It was quite early when I got the news via Facebook that my friend’s wife had died. She was a mother of 5 and obviously a wife, daughter and sister who will never see 50.
I reached out and said I was sorry and offered to help in any way I could and thought back more than a decade to when we met through blogging.
Back in the days when life felt simpler and I would occasionally ask him when the Aussies would learn to play real football.
In between the day dreams and introspection I heard a familiar voice tell me that when I was ready to get down to tachlis I would know it and I wondered again about the future.
Facebook says I have more than 700 friends and quite a few can claim to go back many decades but there are some who I wonder about.
People who might fit better into a category called the friends we used to have because there is no contact or connection.
Maybe it is just me, or maybe it has run its course.
I had a rough night that turned into a rough morning and afternoon. Wasn’t sure if I had a case of food poisoning or something else but was pleasantly surprised that I felt well enough to see the dentist.

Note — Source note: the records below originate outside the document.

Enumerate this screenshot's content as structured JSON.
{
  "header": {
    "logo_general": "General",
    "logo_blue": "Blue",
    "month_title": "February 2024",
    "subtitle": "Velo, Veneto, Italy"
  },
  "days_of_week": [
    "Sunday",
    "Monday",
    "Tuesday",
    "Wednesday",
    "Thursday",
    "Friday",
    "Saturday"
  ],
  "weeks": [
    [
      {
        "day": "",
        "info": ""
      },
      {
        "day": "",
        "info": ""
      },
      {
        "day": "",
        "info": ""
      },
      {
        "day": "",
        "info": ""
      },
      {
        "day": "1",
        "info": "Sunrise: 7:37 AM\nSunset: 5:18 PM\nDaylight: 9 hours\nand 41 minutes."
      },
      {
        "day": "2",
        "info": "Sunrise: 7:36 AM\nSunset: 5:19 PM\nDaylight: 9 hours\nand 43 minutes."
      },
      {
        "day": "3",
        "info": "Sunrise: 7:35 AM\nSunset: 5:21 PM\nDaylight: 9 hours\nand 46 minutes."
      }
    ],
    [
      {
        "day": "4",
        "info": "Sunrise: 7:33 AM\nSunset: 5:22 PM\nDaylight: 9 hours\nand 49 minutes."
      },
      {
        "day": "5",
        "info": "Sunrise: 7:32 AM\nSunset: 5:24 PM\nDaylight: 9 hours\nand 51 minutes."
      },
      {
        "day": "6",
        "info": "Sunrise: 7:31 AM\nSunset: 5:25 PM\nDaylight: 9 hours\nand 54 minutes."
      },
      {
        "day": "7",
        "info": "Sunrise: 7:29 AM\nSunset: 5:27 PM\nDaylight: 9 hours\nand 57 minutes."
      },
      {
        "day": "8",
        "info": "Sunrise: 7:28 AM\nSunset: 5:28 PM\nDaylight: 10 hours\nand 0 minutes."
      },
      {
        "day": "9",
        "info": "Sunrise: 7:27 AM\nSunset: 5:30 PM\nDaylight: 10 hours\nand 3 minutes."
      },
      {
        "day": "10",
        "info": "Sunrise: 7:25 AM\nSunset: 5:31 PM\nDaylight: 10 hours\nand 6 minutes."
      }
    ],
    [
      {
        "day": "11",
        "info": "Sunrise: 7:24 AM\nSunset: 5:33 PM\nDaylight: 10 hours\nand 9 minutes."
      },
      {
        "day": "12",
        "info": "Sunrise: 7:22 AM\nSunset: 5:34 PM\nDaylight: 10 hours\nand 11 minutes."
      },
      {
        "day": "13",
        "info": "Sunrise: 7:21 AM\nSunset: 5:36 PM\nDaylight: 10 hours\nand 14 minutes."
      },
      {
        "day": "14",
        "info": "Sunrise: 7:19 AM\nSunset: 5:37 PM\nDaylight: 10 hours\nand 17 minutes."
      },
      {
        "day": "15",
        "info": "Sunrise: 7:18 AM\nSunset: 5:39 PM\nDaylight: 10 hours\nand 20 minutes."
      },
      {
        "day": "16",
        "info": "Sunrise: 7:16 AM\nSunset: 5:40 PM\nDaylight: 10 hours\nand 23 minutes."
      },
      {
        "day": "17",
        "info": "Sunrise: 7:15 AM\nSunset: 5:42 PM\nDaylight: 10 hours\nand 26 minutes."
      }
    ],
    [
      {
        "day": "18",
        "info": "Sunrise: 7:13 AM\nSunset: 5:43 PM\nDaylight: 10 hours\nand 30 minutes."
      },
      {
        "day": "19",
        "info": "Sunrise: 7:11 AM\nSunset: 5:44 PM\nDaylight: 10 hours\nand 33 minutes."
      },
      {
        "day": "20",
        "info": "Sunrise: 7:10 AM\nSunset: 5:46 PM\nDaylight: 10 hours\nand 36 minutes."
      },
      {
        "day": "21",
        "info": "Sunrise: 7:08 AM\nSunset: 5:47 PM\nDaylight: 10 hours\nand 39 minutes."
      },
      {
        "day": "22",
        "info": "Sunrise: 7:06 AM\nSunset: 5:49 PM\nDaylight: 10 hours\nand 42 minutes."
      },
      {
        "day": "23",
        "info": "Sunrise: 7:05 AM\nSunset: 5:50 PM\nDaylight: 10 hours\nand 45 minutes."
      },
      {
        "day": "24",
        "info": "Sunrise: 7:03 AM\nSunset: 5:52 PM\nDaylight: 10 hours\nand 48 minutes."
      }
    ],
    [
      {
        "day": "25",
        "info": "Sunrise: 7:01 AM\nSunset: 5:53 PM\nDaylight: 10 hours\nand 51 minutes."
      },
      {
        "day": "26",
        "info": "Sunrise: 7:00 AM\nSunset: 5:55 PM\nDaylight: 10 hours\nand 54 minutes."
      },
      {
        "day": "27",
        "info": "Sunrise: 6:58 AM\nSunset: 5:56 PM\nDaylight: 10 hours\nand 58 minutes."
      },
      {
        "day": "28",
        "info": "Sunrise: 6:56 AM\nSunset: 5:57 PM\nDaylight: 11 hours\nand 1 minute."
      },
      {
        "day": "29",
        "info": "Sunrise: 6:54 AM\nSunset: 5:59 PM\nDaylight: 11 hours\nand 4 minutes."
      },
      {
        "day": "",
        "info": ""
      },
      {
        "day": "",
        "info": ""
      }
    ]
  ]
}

Sat in the chair and was excited to see my blood pressure was 121/77 as I was a little fired up and expected it to be higher.
Doc reviewed the meds I take to be certain he was working off of the latest information and asked if there were any issues I should mention.
I told him I can’t drink 32 ounces of anything right before bed or I have to get up to pee.
He smiled and asked if I remembered I was at the dentist and I told him I certainly knew where teeth were supposed to be and where they should never be.
“Don’t worry doc, give it another 10 years and you’ll get to join the fun.”
We both laughed and then they numbed my mouth and I started thinking about whether I ought t0 journal what time I drink and how much so that I can better manage this waking up in the night thing.
It doesn’t happen every night, but it happens a couple of times a week and that is more often than I like.
Dad told me to expect this but I can’t remember whether he gave an age nor am I sure that it matters.
I know for certain I cannot drink in general like I once could and though there are much bigger problems I miss being like a camel.
This aging thing isn’t easy and if I am honest I am not moving through it as gracefully as I would like to.
But in key areas I feel pretty damn good. I am a good friend which is probably part of what I am conscious of who else is.
When dad died there were some people who came out of their cones of silence and were very communicative with me.
It spoke to their character and reminded me about why I had chosen to make them part of my life. Reminded me that whether they were a central character or a minor one I had made a good choice.
I often remind the kids of the importance of surrounding ourselves with people of quality. People who help us go harder and deeper when necessary while helping bring out the best in each other.
Had a conversation with my daughter about dad and she said she believed my stories “but that is not the grandpa I knew.”
It is a bittersweet comment because she repeated the same thing her brother and cousins said, “I didn’t think of grandpa as being sick until the end.”
I knew far more than the kids and as the son I had decades upon decades of memories of a man who was physically able to do whatever he wanted to.
Though some changes happened slowly they were still dramatic to me because I was very aware of when he stopped asking me to walk with him so that we could go get tools and work on something together.
I figured some of it was because it was easier for me to crawl under, climb up or assume awkward positions than it was for him.
Most of the time I didn’t really care, even when he would share ideas on how I ought to do it.
I kind of miss asking him if he wanted to switch places.
What jumps out at me now is not how he stopped doing the work but how he stopped giving me the list of things to do.
Hindsight is 20/20, so it is easy to look back and realize that he didn’t have the energy to do that anymore and that he had to focus on the things that used to be easy, like walking and breathing.
Were he here I’d tell him a million things, one of which is certainly how I hope not to ever get sick like him.
But if I do, I want to hear me described in the same way, one where no one thinks of me as being sick.
That is a worthwhile achievement.